------ Data for review

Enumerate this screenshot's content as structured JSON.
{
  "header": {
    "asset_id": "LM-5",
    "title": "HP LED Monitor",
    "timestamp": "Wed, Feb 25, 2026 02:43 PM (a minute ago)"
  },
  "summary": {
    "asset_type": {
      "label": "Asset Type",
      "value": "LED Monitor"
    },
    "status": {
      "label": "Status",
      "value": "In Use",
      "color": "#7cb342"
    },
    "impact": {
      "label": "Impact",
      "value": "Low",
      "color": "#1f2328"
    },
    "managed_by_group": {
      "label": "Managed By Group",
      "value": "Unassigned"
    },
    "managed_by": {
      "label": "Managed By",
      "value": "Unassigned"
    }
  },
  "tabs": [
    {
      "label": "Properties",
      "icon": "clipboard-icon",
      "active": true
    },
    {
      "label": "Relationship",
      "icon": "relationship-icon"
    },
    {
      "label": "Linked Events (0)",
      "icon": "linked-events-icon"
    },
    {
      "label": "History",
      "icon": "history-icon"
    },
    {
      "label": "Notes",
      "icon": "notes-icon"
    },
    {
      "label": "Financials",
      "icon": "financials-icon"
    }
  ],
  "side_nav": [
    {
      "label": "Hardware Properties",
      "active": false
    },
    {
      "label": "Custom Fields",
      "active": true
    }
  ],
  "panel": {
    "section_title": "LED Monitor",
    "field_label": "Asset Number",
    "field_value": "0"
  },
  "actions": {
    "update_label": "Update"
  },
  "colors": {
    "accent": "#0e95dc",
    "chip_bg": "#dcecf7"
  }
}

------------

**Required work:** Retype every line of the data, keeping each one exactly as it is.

**Response for this exercise:**
Enumerate this screenshot's content as structured JSON.
{
  "header": {
    "asset_id": "LM-5",
    "title": "HP LED Monitor",
    "timestamp": "Wed, Feb 25, 2026 02:43 PM (a minute ago)"
  },
  "summary": {
    "asset_type": {
      "label": "Asset Type",
      "value": "LED Monitor"
    },
    "status": {
      "label": "Status",
      "value": "In Use",
      "color": "#7cb342"
    },
    "impact": {
      "label": "Impact",
      "value": "Low",
      "color": "#1f2328"
    },
    "managed_by_group": {
      "label": "Managed By Group",
      "value": "Unassigned"
    },
    "managed_by": {
      "label": "Managed By",
      "value": "Unassigned"
    }
  },
  "tabs": [
    {
      "label": "Properties",
      "icon": "clipboard-icon",
      "active": true
    },
    {
      "label": "Relationship",
      "icon": "relationship-icon"
    },
    {
      "label": "Linked Events (0)",
      "icon": "linked-events-icon"
    },
    {
      "label": "History",
      "icon": "history-icon"
    },
    {
      "label": "Notes",
      "icon": "notes-icon"
    },
    {
      "label": "Financials",
      "icon": "financials-icon"
    }
  ],
  "side_nav": [
    {
      "label": "Hardware Properties",
      "active": false
    },
    {
      "label": "Custom Fields",
      "active": true
    }
  ],
  "panel": {
    "section_title": "LED Monitor",
    "field_label": "Asset Number",
    "field_value": "0"
  },
  "actions": {
    "update_label": "Update"
  },
  "colors": {
    "accent": "#0e95dc",
    "chip_bg": "#dcecf7"
  }
}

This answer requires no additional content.